Guy whose reed duo partners have included Mats Gustafsson and Liudas Mockunas, has for many decades been closely affiliated with Evan Parker, who redefined the idea of multiphonic saxophone invention. Although Snekkestad utilizes common Parker tropes such as circular breathing and irregular vibrations, he has many of his own ideas. Supportive, as well as proactive, the bassist’s skill allows him to construct ambitious string sleight-of-hands, while simultaneously anchoring the tracks with tough strums.

Snekkestad’s unique concept is apparent as early as “Utsira”, the first track. Vibrating timbres resembling those of a ram’s horn create a feeling of frigid loneliness embellished by Guy’s sharp string clanks. The reedman’s hunting-horn-like cadenzas are put to good use on “Achill”, as his whispery tone adds unambiguous buoyancy to Guy’s muscular chording, with the tune climaxing with a sonic heat exchange. Nonetheless, Snekkestad’s characteristic tonal sweetness prevents even his shrillest circular breathing to replicate Parker’s harsher variations. The Norwegian’s folkloric attributes plus Guy’s expertise in early music also create a particular niche. During “Silda” and “Ana” for instance, Snekkestad’s vibrating split tones are filtered to create a rustic melody, just as Guy’s below-the-bridge string strokes resemble mandolin plucks or metallophone peals. At times this could be a recorder-and-lute duet.

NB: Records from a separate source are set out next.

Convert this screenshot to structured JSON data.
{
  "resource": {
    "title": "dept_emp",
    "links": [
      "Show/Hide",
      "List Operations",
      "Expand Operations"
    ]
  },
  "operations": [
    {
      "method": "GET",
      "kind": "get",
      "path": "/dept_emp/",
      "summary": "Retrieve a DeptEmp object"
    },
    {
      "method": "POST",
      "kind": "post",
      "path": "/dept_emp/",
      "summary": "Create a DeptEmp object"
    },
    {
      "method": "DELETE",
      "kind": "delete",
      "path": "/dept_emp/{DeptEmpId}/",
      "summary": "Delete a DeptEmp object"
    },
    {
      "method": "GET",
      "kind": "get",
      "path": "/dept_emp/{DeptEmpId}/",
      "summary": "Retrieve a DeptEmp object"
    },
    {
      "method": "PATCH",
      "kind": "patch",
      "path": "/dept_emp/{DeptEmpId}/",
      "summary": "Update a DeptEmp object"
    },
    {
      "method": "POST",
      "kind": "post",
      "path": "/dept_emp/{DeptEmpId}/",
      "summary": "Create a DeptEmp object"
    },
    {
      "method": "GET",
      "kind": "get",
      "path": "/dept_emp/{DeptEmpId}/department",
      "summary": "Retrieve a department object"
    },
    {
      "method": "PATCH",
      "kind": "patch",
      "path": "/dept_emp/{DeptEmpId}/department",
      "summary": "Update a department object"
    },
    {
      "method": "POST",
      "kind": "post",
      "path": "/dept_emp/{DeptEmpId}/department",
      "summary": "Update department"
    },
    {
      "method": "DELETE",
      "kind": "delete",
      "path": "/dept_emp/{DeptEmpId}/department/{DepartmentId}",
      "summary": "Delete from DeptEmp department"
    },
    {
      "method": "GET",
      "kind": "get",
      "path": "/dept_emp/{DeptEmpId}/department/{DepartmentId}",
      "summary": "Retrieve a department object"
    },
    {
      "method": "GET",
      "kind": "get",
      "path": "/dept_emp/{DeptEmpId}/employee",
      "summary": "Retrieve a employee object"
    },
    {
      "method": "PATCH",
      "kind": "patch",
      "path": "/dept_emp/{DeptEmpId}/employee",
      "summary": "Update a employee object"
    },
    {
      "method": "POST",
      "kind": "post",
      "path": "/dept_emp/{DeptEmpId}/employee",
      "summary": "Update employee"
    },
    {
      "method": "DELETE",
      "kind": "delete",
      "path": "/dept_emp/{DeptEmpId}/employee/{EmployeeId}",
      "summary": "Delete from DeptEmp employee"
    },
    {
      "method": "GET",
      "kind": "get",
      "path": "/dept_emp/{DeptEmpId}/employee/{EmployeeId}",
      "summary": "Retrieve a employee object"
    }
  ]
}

More consistently though whizzing reed bites from Snekkestad and stacked tremolo pumps from Guy confirm that this is no exercise in folk-improv. Tracks such as “Fedje” and “Cruit” demonstrate the duo’s free music orientation. A chromatic line is preserved on the former as Snekkestad’s tongue slurps and slaps prompt Guy to figuratively dig into the bass wood for rhythmic direction. The second tune takes previously divided tremolo dissonance from reed overblowing plus spiccato string bounces and unites them into an exhilarating crescendo of sweeps and snorts.

While the two may sometimes slip and slide around each others’ contributions, generally their musical thoughts coalesce rather than collide.

Tracks: Utsira; Skeam; Ombo; Gurumna; Silda; Achill; Anda; Cruit; Lopra; Gola; Fedje; Scattery; Senja

Personnel: Torben Snekkestad: soprano and tenor saxophones; reed-trumpet; Barry Guy: bass

—For The New York City Jazz Record November 2014